Monday, November 2, 2009
Where the Wild Things Were
Yes, we FINALLY got to see a canon of my pre-school existence. And, of course, I was let down.
Big surprise, right? But in all honesty, I tried sososo to not have any lofty expectations going into the theatre. Readying a TEN SENTENCE book for the screen is no small feat. Spike Jones even shrugged off the task a few times before buckling down with Maurice Sendak (the author) to make the movie. I would have passed on this project, too. Why? Well, here's the original text:
"The night Max wore his wolf suit and made mischief of one kind and another. His mother called him "WILD THING!" and Max said "I'LL EAT YOU UP!" so he was sent to bed without eating anything. That very night in Max's room a forest grew and grew- and grew until his ceiling hung with vines and the walls became the world all around and an ocean tumbled by with a private boat for Max and he sailed off through night and day and in and out of weeks and almost over a year to where the wild things are.

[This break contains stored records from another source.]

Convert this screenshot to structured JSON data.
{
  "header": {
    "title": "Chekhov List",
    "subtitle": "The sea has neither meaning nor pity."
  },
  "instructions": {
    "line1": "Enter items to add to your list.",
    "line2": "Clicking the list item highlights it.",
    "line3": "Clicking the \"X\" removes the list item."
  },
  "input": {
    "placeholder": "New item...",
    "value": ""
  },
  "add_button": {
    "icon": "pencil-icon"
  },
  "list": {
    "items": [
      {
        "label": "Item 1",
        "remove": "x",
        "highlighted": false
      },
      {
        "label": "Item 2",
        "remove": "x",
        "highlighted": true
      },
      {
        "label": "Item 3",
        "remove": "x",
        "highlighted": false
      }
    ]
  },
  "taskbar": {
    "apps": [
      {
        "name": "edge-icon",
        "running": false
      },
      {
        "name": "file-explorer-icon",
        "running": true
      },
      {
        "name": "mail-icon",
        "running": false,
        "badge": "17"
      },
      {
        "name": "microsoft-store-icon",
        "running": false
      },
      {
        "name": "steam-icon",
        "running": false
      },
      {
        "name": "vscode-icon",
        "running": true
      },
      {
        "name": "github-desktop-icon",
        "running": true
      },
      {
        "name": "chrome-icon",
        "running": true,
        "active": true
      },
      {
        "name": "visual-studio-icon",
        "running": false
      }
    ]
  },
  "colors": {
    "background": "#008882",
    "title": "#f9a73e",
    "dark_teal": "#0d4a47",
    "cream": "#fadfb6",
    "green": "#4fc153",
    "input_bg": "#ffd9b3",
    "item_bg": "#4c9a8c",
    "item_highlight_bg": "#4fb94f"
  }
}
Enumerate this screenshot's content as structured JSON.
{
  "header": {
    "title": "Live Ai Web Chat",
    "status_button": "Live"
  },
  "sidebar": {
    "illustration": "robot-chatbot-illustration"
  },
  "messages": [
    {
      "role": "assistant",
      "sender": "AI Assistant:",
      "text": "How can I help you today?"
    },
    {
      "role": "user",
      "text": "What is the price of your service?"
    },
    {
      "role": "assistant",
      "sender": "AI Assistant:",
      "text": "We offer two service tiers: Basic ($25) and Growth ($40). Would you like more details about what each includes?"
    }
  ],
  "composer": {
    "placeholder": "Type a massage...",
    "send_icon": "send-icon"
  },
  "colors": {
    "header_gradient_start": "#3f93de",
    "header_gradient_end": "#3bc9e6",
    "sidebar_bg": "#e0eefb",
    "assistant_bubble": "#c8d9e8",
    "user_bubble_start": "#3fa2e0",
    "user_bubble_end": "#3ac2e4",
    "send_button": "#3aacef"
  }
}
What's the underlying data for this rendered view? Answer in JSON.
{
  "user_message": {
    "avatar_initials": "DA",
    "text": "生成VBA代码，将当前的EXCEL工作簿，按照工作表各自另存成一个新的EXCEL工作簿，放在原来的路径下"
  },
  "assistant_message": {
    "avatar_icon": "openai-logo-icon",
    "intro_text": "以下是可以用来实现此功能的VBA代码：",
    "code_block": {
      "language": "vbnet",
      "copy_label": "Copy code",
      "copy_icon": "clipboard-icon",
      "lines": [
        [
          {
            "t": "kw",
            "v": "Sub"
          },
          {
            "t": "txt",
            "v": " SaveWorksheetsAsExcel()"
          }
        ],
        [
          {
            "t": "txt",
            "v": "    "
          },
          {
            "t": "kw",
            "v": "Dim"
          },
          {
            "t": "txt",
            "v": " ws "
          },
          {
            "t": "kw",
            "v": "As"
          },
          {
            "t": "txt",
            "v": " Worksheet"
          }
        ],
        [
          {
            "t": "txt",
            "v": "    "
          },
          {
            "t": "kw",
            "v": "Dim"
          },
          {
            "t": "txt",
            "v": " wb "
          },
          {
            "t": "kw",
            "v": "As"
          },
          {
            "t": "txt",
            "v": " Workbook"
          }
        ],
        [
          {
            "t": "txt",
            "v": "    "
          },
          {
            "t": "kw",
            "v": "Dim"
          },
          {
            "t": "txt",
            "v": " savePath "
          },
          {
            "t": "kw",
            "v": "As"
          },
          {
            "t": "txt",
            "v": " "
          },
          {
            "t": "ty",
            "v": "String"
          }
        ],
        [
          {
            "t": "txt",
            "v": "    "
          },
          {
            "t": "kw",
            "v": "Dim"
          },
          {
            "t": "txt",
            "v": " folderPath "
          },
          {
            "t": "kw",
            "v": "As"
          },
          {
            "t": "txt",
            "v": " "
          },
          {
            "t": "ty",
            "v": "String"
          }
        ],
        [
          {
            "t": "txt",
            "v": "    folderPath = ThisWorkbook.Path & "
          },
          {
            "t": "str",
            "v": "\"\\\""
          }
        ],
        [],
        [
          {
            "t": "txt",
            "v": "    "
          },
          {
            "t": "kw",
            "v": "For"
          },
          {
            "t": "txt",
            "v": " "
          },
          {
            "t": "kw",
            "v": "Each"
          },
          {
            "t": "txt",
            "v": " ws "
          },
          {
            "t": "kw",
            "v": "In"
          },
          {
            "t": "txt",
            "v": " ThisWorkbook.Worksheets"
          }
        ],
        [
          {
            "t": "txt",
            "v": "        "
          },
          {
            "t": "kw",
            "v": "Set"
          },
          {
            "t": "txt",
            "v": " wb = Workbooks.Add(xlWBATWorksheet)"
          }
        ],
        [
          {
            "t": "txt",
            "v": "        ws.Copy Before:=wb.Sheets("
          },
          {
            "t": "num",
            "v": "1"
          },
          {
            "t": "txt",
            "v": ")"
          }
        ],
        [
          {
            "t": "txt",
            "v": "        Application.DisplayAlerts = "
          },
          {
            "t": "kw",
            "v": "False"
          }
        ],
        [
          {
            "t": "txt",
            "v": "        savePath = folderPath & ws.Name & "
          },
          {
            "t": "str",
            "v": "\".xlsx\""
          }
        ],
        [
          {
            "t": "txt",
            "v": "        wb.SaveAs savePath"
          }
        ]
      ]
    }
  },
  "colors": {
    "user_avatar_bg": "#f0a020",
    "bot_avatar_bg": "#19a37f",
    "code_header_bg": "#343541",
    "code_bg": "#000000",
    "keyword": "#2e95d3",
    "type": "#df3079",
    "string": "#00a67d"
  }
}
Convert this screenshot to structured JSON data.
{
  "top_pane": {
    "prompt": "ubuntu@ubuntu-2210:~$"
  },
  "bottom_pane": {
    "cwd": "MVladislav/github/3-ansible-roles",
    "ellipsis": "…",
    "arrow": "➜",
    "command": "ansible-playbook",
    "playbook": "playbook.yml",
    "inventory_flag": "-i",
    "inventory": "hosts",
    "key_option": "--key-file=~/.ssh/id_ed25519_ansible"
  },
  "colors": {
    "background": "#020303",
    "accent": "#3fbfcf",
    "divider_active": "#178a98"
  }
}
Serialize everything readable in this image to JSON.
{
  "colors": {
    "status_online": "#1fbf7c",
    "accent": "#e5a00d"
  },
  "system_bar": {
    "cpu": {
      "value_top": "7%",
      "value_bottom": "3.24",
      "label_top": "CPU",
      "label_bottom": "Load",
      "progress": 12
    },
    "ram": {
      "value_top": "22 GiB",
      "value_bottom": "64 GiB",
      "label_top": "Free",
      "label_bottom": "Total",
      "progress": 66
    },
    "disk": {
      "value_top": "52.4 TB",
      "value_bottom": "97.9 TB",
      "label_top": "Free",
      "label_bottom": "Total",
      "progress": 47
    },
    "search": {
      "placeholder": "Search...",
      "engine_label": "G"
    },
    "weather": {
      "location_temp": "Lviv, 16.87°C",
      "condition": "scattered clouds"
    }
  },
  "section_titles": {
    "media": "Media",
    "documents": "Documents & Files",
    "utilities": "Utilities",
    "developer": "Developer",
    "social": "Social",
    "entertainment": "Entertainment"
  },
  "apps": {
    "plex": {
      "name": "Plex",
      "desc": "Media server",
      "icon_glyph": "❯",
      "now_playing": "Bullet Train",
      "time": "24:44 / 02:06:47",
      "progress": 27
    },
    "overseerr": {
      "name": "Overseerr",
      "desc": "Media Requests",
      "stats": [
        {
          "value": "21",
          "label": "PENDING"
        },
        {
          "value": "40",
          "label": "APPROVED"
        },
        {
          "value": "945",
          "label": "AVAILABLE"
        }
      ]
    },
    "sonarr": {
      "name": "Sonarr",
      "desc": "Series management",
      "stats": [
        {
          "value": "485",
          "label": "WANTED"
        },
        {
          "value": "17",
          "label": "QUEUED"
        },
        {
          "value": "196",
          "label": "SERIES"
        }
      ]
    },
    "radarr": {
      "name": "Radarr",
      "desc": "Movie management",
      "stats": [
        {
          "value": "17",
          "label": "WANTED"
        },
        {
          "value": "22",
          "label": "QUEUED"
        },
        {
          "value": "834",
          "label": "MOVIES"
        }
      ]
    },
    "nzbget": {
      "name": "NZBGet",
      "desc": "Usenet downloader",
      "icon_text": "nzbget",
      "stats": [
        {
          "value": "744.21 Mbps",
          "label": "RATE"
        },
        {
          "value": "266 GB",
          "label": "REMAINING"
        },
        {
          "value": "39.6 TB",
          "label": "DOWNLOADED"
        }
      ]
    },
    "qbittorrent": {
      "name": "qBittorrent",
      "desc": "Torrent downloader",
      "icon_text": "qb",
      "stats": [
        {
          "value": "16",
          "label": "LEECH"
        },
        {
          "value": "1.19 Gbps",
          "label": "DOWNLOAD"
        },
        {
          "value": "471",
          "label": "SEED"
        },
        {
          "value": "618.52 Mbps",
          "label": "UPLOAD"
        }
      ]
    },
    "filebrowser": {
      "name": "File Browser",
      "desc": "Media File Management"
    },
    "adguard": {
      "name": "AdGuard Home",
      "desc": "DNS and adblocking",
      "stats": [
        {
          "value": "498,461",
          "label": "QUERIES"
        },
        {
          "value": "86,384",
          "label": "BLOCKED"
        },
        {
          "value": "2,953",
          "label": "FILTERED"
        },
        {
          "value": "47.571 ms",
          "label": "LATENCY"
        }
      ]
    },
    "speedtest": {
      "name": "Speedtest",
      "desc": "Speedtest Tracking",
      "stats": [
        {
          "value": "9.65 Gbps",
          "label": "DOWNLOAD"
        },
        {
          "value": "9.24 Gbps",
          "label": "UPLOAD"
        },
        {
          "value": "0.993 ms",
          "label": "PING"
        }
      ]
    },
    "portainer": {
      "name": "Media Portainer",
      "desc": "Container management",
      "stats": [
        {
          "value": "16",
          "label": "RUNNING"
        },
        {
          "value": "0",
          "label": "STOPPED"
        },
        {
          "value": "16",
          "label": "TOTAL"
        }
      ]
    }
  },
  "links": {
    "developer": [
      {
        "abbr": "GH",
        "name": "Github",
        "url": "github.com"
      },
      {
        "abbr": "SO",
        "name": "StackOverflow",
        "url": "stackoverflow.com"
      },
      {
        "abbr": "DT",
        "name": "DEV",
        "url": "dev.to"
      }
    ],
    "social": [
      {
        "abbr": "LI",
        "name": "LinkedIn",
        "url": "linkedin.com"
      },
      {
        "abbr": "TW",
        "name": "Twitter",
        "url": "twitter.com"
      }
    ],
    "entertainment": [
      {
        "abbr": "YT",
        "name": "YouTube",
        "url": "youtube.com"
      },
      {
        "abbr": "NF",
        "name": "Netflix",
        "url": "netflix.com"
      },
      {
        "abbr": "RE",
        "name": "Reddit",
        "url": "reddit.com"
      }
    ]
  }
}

And when he came to the place where the wild things are they roared their terrible roars and gnashed their terrible teeth and rolled their terrible eyes and showed their terrible claws- till Max said "BE STILL!" and tamed them with a magic trick of staring into their yellow eyes without blinking once and they were frightened and called him the most wild thing of all and made him king of all wild things. "And now," cried Max, "let the wild rumpus start!" "Now stop!" Max said and sent the wild things off to bed without their supper. And Max the king of all wild things was lonely and wanted to be where someone loved him best of all. Then all around from far away across the world he smelled good things to eat so he gave up being king of where the wild things are. But the wild things cried, "Oh please don't go- we'll eat you up- we love you so!" And Max said, "No!" The wild things roared their terrible roars and gnashed their terrible teeth and rolled their terrible eyes and showed their terrible claws but Max stepped into his private boat and waved good-bye and sailed back over a year and in and out of weeks and through a day and into the night of his very own room where he found his supper waiting for him- and it was still hot."
It's kinda ok, but without the amazing illustrations it's just another kid's story without the dumb "hidden morals" (I'm looking at YOU Hansel and Gretl, thanks for scaring the crap out of me!). You also are taking holy words to kids everywhere that had imagined and dreamed up poly-plots, sequels, prequels, and subtext to this amazing and vague little story and make it into a movie for the masses. Touching this with a film is a very, very, very difficult thing to take on.
I really felt like I was watching two movies simultaneously. The A-MAZ-ING wild things truly had me in goosebumps. Seeing these beasts that I had loved so dearly and shared so many bedtime stories with move, and talk, and roooooar was thrilling! And maybe that's the problem. I had such a visceral and emotional response just to the damn previews for this movie, a feature length endeavor just couldn't hold up. And, as expected, the dark plot was also much to rickety to support these wild things in their wild rumpus.
But, go see this movie. Seeing the wild things in "real life" makes it worth it. Let me know what you think!